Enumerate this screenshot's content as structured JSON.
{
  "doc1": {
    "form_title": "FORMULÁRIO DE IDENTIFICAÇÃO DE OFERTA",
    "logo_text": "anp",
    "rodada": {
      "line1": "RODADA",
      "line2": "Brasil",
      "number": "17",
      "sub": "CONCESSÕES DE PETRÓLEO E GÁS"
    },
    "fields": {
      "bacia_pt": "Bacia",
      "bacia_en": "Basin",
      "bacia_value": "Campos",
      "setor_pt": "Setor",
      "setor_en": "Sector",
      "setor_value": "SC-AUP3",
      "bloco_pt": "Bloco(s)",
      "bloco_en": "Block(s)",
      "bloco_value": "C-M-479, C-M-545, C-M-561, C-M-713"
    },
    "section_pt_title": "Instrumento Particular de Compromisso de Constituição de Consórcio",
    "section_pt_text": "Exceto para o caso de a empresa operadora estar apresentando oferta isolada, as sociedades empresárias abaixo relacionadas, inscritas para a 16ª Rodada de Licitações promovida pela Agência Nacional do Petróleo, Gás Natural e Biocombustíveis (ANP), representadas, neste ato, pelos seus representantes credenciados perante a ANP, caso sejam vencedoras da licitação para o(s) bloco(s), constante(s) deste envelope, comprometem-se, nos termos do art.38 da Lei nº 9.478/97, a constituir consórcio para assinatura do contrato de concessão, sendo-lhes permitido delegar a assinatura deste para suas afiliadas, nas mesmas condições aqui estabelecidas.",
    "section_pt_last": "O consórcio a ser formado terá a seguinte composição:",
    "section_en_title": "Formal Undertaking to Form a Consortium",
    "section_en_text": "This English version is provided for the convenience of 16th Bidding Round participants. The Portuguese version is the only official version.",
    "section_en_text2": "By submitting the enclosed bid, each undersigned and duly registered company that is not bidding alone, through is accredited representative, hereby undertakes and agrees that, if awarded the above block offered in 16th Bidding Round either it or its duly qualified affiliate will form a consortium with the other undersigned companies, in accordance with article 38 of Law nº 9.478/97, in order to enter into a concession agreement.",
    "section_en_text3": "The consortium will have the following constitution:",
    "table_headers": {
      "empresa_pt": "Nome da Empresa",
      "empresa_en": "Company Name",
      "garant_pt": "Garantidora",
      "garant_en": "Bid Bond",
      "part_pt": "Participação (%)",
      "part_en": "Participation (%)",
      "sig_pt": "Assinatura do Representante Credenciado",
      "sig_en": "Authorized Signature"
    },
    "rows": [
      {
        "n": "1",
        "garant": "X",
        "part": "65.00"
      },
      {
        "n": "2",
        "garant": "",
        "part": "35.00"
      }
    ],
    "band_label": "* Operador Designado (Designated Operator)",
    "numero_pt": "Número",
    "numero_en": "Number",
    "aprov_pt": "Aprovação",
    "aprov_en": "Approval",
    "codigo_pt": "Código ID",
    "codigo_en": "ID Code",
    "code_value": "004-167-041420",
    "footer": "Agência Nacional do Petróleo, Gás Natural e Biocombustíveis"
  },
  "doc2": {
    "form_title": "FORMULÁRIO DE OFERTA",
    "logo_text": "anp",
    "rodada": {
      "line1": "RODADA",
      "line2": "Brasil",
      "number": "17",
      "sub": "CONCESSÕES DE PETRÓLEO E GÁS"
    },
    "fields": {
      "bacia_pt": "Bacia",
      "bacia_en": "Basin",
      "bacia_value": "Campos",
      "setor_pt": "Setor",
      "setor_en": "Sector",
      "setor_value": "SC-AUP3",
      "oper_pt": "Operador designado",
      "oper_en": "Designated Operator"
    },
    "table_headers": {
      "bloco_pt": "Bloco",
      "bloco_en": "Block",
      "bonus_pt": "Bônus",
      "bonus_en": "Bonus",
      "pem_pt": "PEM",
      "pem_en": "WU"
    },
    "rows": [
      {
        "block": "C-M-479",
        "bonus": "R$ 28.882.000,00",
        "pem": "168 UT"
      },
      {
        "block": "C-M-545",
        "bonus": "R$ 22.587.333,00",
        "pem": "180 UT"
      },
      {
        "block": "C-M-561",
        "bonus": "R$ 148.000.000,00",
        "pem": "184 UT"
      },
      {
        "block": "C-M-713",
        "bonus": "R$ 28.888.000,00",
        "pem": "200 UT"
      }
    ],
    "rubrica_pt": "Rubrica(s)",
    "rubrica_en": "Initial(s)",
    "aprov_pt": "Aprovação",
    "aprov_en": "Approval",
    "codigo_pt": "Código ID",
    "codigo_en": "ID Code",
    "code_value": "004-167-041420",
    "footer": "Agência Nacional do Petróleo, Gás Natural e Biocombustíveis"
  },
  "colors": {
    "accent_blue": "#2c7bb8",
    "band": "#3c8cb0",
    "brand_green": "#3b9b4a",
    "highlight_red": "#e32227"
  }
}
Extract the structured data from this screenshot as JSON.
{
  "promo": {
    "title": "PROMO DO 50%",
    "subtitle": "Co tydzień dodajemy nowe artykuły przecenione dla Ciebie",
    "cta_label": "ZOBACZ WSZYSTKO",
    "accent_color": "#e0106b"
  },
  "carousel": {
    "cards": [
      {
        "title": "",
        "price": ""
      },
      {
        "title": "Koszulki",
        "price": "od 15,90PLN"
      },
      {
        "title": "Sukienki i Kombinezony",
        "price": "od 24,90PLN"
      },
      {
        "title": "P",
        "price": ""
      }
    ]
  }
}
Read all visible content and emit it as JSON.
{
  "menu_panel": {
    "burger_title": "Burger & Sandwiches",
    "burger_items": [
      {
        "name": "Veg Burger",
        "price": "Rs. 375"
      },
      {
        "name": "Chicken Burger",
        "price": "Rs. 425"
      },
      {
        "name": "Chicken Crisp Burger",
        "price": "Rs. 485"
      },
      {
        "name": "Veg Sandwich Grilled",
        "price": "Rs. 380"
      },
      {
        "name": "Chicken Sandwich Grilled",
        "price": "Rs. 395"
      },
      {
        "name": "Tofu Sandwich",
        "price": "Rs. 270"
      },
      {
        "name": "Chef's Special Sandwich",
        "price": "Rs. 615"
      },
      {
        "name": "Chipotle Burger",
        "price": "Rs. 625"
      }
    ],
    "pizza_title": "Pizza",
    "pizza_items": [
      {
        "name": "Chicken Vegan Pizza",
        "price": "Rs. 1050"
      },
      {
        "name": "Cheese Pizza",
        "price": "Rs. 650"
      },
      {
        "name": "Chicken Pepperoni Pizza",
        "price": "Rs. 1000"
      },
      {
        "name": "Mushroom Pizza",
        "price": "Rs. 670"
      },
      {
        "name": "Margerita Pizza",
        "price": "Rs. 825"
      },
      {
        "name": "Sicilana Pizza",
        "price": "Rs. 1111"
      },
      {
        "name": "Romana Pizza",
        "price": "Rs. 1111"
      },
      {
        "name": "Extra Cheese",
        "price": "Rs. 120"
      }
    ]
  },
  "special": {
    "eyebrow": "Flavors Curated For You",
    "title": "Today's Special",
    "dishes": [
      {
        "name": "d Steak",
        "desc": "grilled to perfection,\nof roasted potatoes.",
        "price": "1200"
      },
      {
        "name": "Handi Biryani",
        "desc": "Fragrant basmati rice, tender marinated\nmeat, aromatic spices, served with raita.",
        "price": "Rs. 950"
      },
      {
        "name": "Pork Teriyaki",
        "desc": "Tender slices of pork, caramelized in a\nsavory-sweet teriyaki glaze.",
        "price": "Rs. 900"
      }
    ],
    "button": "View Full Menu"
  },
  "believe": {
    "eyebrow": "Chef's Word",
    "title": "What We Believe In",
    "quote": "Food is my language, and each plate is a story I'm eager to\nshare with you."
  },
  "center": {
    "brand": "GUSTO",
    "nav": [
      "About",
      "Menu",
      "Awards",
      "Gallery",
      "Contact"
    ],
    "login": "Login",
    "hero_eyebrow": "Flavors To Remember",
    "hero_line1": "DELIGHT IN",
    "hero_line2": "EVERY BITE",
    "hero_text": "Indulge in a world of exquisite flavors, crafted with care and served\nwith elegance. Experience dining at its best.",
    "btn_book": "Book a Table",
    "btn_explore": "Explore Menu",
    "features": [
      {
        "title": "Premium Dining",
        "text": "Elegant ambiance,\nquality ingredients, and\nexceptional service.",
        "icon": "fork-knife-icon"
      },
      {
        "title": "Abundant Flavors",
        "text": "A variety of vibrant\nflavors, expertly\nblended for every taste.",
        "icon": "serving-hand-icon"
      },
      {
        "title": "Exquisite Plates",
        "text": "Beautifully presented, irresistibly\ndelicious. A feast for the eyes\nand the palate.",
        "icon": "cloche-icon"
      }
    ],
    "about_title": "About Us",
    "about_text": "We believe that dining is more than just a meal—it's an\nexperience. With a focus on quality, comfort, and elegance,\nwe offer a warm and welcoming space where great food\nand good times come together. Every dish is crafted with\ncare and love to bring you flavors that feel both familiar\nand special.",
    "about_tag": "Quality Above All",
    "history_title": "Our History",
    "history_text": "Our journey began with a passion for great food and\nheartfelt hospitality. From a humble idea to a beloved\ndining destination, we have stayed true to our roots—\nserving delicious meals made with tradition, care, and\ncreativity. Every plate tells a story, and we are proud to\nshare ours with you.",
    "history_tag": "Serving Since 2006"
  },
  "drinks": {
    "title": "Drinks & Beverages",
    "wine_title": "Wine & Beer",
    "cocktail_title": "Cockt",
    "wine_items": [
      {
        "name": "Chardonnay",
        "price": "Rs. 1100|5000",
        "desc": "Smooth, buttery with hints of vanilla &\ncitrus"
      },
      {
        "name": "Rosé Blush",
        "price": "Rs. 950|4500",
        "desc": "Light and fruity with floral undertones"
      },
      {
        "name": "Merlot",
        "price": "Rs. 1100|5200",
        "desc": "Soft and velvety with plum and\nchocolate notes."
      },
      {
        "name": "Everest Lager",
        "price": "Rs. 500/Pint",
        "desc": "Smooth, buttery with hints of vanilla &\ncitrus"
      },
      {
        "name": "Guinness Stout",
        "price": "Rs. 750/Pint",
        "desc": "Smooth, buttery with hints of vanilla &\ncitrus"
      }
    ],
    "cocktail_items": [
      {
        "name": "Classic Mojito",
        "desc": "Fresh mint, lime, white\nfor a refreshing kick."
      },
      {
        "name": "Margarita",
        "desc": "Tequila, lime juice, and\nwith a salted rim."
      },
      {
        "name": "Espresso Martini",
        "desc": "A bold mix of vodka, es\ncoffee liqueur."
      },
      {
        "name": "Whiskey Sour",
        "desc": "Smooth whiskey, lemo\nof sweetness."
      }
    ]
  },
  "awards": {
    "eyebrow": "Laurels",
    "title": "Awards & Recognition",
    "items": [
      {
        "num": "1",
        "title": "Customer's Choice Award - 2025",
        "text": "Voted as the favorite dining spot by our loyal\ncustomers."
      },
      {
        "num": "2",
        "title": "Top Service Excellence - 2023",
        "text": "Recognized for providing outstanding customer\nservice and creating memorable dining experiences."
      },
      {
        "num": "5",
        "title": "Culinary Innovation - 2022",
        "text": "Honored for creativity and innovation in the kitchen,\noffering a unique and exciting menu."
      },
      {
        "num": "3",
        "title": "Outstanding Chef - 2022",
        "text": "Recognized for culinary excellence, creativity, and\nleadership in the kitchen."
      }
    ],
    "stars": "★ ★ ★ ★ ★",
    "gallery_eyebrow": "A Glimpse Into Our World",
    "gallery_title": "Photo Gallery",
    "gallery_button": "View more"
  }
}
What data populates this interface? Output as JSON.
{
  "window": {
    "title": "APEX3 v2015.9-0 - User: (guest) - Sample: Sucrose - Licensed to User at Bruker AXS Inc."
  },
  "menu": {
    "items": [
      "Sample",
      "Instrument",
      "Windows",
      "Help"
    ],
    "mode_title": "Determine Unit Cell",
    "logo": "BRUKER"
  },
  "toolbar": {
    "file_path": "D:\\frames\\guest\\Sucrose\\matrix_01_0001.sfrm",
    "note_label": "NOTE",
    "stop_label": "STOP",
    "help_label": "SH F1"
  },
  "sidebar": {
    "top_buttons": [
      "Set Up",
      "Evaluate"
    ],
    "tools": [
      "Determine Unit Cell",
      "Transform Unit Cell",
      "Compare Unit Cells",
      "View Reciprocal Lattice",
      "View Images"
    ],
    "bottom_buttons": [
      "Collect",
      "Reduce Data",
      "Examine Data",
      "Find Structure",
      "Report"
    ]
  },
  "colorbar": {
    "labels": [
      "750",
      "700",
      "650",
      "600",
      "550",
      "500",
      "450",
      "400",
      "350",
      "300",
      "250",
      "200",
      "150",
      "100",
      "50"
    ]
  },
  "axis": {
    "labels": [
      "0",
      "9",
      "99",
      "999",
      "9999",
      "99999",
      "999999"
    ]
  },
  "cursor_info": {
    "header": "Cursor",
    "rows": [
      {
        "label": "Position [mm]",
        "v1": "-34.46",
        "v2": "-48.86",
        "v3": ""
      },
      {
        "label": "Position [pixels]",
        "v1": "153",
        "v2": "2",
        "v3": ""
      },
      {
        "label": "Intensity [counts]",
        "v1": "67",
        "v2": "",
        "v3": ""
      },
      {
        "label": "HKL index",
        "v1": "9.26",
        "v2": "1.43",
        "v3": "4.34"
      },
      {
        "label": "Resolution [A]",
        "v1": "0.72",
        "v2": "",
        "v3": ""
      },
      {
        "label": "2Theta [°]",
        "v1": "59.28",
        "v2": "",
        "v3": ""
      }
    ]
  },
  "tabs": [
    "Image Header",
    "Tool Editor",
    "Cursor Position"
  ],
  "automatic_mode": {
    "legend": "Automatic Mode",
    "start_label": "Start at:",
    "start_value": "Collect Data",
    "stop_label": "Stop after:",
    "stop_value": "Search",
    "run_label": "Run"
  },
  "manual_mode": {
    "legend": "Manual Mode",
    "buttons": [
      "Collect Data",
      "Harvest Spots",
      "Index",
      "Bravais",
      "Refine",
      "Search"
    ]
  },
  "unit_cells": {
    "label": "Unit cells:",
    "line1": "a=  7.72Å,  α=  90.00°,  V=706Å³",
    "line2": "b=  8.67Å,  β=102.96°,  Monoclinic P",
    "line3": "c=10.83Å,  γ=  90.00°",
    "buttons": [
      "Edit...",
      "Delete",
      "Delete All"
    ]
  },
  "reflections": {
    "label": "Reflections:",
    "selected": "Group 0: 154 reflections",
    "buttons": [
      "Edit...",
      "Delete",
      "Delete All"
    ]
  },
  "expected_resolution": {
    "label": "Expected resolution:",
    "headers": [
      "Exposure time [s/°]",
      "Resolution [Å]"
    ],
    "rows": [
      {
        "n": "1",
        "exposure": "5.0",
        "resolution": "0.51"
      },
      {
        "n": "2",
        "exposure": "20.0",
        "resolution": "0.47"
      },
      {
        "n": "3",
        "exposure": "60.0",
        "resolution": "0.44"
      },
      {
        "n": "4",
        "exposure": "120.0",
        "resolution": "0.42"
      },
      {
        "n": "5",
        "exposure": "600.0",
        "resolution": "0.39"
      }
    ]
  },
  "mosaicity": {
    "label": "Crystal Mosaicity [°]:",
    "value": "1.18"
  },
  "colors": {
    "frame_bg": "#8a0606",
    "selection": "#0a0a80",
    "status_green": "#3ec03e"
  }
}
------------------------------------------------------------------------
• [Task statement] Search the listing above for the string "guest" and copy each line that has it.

• [Problem solution]
    "title": "APEX3 v2015.9-0 - User: (guest) - Sample: Sucrose - Licensed to User at Bruker AXS Inc."
    "file_path": "D:\\frames\\guest\\Sucrose\\matrix_01_0001.sfrm",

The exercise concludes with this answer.